How to complete this task: For the records below, report how many lines include the word "character". Only the number should appear.

App and web page records
=-=-=-=-=
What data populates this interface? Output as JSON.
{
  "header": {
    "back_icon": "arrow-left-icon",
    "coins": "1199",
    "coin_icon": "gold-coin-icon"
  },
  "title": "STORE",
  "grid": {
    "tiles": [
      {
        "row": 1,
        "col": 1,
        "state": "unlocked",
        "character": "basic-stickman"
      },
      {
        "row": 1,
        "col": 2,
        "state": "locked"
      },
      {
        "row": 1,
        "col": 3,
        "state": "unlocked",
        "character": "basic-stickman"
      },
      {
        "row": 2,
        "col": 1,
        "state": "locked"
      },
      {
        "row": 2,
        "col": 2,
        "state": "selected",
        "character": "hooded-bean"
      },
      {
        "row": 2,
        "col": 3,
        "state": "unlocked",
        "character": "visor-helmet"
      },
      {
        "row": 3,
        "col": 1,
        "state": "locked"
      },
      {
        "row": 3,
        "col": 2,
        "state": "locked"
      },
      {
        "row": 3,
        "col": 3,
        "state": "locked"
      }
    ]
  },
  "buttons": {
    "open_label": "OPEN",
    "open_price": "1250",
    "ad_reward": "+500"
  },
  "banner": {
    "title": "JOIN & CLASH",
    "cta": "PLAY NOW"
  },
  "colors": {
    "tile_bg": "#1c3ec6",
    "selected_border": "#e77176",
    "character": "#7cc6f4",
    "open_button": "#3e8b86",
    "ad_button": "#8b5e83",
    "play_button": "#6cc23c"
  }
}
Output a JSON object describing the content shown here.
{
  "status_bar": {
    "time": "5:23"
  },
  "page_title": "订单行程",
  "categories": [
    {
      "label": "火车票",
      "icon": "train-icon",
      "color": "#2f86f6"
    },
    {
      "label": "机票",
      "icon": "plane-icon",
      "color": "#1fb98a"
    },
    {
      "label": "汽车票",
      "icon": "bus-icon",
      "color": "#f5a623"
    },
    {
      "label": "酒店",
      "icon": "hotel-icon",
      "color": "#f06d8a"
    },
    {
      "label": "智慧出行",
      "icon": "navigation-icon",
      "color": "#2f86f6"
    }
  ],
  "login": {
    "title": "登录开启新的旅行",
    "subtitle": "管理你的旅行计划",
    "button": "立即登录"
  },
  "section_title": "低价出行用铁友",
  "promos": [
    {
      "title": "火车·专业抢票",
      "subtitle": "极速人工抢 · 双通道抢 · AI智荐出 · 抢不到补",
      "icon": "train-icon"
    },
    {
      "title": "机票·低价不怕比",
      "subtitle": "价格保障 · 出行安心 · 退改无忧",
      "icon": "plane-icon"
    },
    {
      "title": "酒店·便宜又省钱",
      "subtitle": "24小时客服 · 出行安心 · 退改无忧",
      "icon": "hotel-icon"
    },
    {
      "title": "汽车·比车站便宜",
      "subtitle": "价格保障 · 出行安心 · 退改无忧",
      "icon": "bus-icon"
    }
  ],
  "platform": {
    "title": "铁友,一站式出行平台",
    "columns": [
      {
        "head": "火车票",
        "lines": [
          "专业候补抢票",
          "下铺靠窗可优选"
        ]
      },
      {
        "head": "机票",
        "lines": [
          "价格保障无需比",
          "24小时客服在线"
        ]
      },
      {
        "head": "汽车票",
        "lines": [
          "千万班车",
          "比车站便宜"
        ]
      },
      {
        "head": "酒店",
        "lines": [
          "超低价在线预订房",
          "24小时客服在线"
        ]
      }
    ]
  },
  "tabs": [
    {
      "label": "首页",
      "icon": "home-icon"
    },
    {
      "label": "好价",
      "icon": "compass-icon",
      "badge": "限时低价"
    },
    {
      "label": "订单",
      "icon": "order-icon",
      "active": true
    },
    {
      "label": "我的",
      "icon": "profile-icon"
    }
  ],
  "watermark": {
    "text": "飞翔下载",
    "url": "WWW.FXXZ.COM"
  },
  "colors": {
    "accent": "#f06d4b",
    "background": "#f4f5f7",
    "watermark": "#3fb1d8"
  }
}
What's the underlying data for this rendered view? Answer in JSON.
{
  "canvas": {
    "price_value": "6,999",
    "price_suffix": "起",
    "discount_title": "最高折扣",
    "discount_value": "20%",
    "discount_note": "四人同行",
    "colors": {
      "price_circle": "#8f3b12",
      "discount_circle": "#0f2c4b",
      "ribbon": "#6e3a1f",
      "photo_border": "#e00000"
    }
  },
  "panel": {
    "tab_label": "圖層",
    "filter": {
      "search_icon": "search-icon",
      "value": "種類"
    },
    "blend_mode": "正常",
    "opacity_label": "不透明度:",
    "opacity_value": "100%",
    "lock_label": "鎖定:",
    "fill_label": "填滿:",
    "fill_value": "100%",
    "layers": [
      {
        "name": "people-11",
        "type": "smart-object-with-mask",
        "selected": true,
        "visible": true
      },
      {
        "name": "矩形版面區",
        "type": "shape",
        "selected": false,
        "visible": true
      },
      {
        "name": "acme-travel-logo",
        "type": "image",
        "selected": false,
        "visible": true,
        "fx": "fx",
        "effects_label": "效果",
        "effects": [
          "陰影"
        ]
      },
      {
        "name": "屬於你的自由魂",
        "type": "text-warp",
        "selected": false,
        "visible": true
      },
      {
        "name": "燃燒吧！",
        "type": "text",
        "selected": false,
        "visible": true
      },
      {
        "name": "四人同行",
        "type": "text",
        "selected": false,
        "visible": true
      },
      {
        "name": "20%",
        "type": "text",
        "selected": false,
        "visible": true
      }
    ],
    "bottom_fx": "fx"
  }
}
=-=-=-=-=
Answer box: 5